[Start of section]

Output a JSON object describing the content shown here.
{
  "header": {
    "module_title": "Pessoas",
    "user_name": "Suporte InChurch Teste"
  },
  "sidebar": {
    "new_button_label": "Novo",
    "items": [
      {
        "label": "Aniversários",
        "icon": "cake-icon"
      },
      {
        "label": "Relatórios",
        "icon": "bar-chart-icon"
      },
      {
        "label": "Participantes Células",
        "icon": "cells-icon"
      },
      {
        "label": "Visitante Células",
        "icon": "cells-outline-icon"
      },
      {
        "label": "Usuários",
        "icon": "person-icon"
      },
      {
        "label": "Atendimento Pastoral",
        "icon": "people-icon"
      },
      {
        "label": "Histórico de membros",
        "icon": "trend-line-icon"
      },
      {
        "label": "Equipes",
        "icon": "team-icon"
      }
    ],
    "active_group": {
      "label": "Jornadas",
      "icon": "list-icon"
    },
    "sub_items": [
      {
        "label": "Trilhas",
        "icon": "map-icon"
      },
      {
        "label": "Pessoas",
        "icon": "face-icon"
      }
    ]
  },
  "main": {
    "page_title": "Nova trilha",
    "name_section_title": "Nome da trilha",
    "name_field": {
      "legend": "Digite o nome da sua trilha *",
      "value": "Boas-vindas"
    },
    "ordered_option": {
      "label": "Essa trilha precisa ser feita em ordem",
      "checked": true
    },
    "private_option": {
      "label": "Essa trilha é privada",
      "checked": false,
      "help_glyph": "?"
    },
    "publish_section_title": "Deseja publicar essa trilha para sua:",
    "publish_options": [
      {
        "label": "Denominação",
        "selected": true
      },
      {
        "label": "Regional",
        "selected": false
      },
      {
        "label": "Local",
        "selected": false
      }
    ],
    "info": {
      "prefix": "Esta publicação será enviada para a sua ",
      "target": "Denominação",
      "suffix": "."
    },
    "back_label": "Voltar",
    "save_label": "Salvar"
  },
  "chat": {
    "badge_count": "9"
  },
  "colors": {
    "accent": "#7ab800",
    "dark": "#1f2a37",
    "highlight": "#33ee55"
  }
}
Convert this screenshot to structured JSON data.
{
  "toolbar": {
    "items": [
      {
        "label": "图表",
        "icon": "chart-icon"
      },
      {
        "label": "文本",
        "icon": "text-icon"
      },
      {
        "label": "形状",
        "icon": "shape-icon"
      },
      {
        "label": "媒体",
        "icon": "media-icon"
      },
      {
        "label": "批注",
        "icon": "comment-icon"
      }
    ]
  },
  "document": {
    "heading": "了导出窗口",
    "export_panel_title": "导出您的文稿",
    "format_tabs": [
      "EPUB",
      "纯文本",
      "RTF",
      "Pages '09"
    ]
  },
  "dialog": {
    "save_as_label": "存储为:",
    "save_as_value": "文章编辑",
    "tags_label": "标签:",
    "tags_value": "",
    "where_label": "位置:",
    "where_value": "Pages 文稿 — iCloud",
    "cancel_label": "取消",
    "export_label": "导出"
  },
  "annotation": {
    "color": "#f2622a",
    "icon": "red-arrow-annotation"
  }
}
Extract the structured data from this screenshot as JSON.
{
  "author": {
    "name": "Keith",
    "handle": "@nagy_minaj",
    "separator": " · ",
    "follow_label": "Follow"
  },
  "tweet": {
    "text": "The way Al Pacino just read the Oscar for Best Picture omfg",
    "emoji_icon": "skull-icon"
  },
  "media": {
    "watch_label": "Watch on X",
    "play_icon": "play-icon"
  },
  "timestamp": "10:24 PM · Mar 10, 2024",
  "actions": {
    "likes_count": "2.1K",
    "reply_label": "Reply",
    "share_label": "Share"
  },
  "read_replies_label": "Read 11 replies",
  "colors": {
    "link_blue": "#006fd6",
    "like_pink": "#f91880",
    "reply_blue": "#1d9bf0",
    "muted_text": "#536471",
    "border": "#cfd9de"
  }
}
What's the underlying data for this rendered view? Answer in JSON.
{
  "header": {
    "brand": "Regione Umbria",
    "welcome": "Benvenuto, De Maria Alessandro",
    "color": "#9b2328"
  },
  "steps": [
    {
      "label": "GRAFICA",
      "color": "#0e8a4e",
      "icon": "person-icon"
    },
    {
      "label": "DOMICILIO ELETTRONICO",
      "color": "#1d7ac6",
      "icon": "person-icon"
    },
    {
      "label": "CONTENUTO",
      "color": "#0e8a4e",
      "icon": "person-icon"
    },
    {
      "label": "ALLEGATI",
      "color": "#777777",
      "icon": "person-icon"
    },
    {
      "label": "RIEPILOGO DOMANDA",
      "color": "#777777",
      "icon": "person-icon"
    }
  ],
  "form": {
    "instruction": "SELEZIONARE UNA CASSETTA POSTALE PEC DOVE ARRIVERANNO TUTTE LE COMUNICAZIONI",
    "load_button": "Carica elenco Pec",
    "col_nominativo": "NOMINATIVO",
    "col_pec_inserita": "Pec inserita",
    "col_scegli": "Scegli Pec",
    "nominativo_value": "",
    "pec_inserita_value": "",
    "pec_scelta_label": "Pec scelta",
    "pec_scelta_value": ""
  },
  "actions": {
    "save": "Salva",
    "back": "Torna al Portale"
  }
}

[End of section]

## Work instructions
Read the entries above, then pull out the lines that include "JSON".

## Your solution
Output a JSON object describing the content shown here.
Convert this screenshot to structured JSON data.
Extract the structured data from this screenshot as JSON.
What's the underlying data for this rendered view? Answer in JSON.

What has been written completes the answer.